Aug 30, 2007 Krista the Krazy Kataloguer rated it liked it
This was very dryly written, but the facts of the incident were so interesting that I was compelled to read anyway. This tragedy could easily have been avoided, had certain people not been so greedy. To think of all that these poor soldiers survived in the Confederate prisons, only to be subjected to a further nightmare. So many never made it home. So sad.
The Sultana Tragedy: America's Greatest Maritime Disaster by Jerry O. Potter is a thoroughly researched book that details the terrible tragedy of the explosion and sinking of the Sultana (a 260 ft wooden-hulled steamer) on April 27, 1865 outside of Memphis on the Mississippi River. Just days before, 2300 Union Soldiers on their way home from POW Camps in the south were boarded onto the Sultana in Vicksburg, although the steamer only had a legal carrying capacity for 376. It seems that this tragi ...more

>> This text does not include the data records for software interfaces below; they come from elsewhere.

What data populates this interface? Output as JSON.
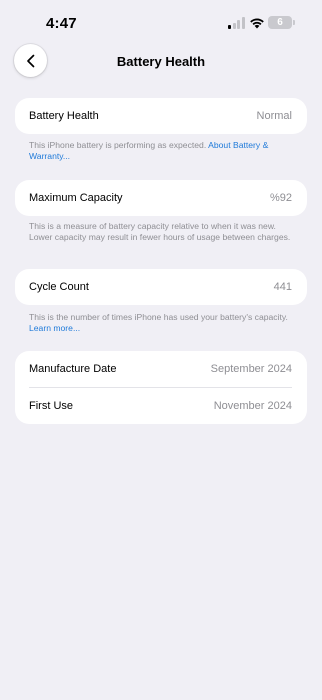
{
  "status_bar": {
    "time": "4:47",
    "battery_level": "6",
    "signal_bars_active": 1,
    "signal_bars_total": 4
  },
  "nav": {
    "title": "Battery Health",
    "back_icon": "chevron-left-icon"
  },
  "battery_health": {
    "label": "Battery Health",
    "value": "Normal",
    "footnote": "This iPhone battery is performing as expected. ",
    "footnote_link": "About Battery & Warranty..."
  },
  "maximum_capacity": {
    "label": "Maximum Capacity",
    "value": "%92",
    "footnote": "This is a measure of battery capacity relative to when it was new. Lower capacity may result in fewer hours of usage between charges."
  },
  "cycle_count": {
    "label": "Cycle Count",
    "value": "441",
    "footnote": "This is the number of times iPhone has used your battery's capacity. ",
    "footnote_link": "Learn more..."
  },
  "dates": {
    "manufacture_label": "Manufacture Date",
    "manufacture_value": "September 2024",
    "first_use_label": "First Use",
    "first_use_value": "November 2024"
  },
  "colors": {
    "background": "#f0eff5",
    "link": "#1f7ad9",
    "secondary_text": "#8e8e93"
  }
}
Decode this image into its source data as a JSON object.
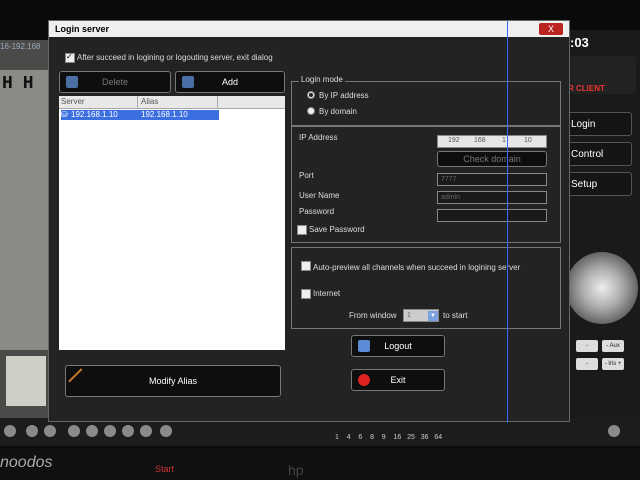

This was the best of the Sultana books that I read in order to prepare a presentation on the topic to a Civil War Roundtable group in my home town. Potter provides a great deal of background on the soldiers who boarded the doomed boat and on the officials who were responsible for overloading the Sultana. He also points out how these men were neglected and poorly treated even after the tragedy by the Federal government who would not even build a monument to the victims. One is left with the impre ...more
An excellent book about a forgotten aspect of war, what to do with repatriated soldiers. The level of incompetence on boths prior to the tragedy is astounding but typical of people in a situation they do no or will not understand. The heroism of the survivors and actions of rescuers is a testament to the will will to live and the overarching desire to help others.
Takes you through an engrossing, thoroughly researched account of America's most forgotten, yet worst maritime disaster. Lost in the details at the end of the Civil War when Lee had surrendered and Lincoln was shot. No one noticed 2000 lives lost when an overcrowded riverboat exploded on the Mississippi. Kudos to Jerry Potter for not letting this be forgotten. Remember the Sultana! ...more